Joel Stern: Solving Rather Than Admiring Our Profession’s Diversity and Inclusion Legal Challenges: The Importance of Legal Supplier Diversity and the Power of Partnerships between “Big Law” and Minority and Women Owned Firms
This session covers the topic of Legal Supplier Diversity and using the National Association of Minority and Women Owned Law Firms (NAMWOLF) as one way to address some of the issues that exist in our profession with respect to diversity and inclusion. The session will first highlight some 2016 numbers in our profession, briefly touch upon unconscious bias as the number one impediment to progress, highlight the four pillars of a best in class in-house legal diversity and inclusion program and then focus on NAMWOLF as one viable option to solve rather than admire our diversity and inclusion issues. A panel of in-house and law firm attorneys will then address the Power of Partnerships between “big law” and minority and women owned law firms and how this arrangement can provide in-house legal groups with excellent legal services while effectuating positive change in our profession.
Stephanie Wachman: Own Your Time: Time Management and Productivity Training
This interactive and entertaining training is meant for all who struggle with managing their time and their practice. It is especially helpful for busy women lawyers and practicing attorneys who are trying to achieve some work/life balance. Learn how to increase practice revenue, decrease stress, manage distractions and improve productivity- and find time for yourself.
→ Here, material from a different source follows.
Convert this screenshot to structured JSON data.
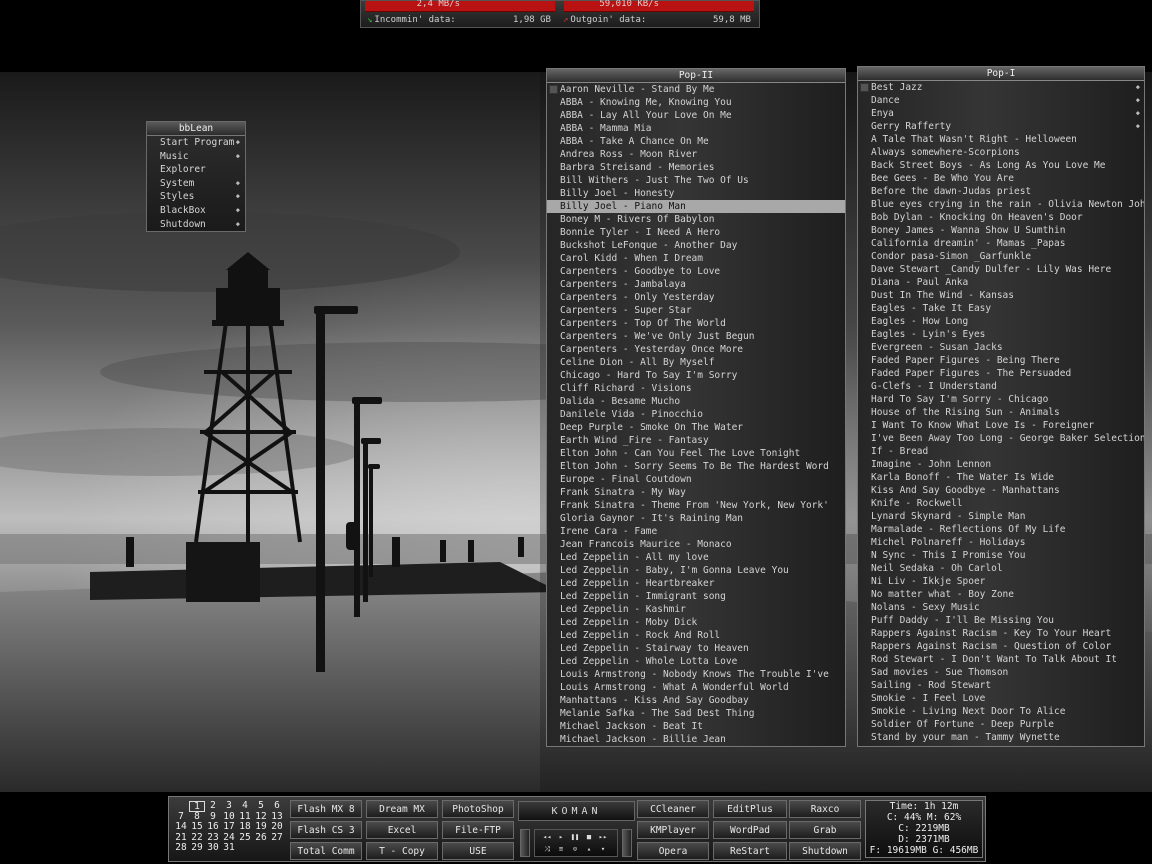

Jasmine Parsons Williams: Better Together: Pipeline Collaboration Strategies
There are often complex social issues that put extreme pressure on the acquisition of talent in the diversity pipeline well before law school or legal employment. This session will explore some of these issues and their relevance to diversity in the legal profession, provide ideas and actionable strategies, and encourage engagement in the educational pipeline through disciplined coordination and collaboration. We will explore the benefits and drawbacks of Collective Impact as a strategy, review case studies of Collective Impact initiatives in other disciplines, and discuss how adapting the strategy can provide transformational change to the way we approach the pipeline to the profession. This session will be helpful to those who are open to learning why the legal profession must engage in the educational pipeline, are willing to go beyond the numbers, and are committed to the exchange of information and ideas that can transform our approach to ensuring a consistent flow of talent throughout the legal education/employment spectrum.